— Extracted records —
▼▼▼
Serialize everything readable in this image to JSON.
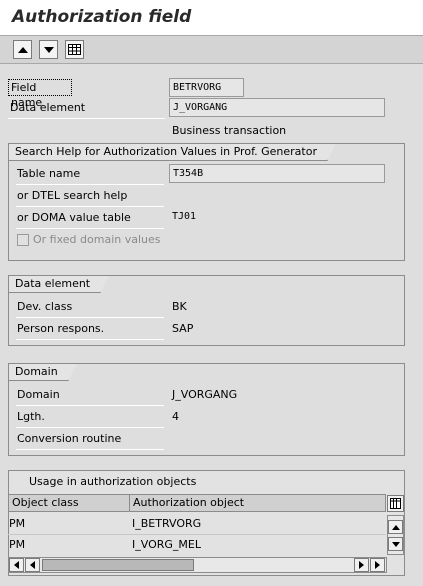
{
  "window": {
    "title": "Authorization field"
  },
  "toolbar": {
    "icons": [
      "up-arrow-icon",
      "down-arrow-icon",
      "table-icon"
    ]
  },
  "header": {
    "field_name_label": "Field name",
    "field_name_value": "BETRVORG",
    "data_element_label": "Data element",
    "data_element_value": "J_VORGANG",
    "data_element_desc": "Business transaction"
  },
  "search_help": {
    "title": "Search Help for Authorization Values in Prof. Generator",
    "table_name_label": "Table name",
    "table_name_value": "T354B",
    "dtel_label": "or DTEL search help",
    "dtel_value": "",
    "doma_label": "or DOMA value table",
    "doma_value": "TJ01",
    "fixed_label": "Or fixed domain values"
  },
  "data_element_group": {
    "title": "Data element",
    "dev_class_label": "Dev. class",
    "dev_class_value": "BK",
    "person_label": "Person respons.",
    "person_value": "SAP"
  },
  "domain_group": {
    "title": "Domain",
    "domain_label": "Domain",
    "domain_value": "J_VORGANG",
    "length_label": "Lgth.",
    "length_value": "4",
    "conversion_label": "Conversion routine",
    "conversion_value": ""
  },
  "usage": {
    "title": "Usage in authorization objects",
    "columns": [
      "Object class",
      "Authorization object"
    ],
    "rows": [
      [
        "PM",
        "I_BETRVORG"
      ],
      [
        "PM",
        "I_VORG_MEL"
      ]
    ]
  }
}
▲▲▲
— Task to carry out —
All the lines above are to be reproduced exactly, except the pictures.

— Exercise output —
Serialize everything readable in this image to JSON.
{
  "window": {
    "title": "Authorization field"
  },
  "toolbar": {
    "icons": [
      "up-arrow-icon",
      "down-arrow-icon",
      "table-icon"
    ]
  },
  "header": {
    "field_name_label": "Field name",
    "field_name_value": "BETRVORG",
    "data_element_label": "Data element",
    "data_element_value": "J_VORGANG",
    "data_element_desc": "Business transaction"
  },
  "search_help": {
    "title": "Search Help for Authorization Values in Prof. Generator",
    "table_name_label": "Table name",
    "table_name_value": "T354B",
    "dtel_label": "or DTEL search help",
    "dtel_value": "",
    "doma_label": "or DOMA value table",
    "doma_value": "TJ01",
    "fixed_label": "Or fixed domain values"
  },
  "data_element_group": {
    "title": "Data element",
    "dev_class_label": "Dev. class",
    "dev_class_value": "BK",
    "person_label": "Person respons.",
    "person_value": "SAP"
  },
  "domain_group": {
    "title": "Domain",
    "domain_label": "Domain",
    "domain_value": "J_VORGANG",
    "length_label": "Lgth.",
    "length_value": "4",
    "conversion_label": "Conversion routine",
    "conversion_value": ""
  },
  "usage": {
    "title": "Usage in authorization objects",
    "columns": [
      "Object class",
      "Authorization object"
    ],
    "rows": [
      [
        "PM",
        "I_BETRVORG"
      ],
      [
        "PM",
        "I_VORG_MEL"
      ]
    ]
  }
}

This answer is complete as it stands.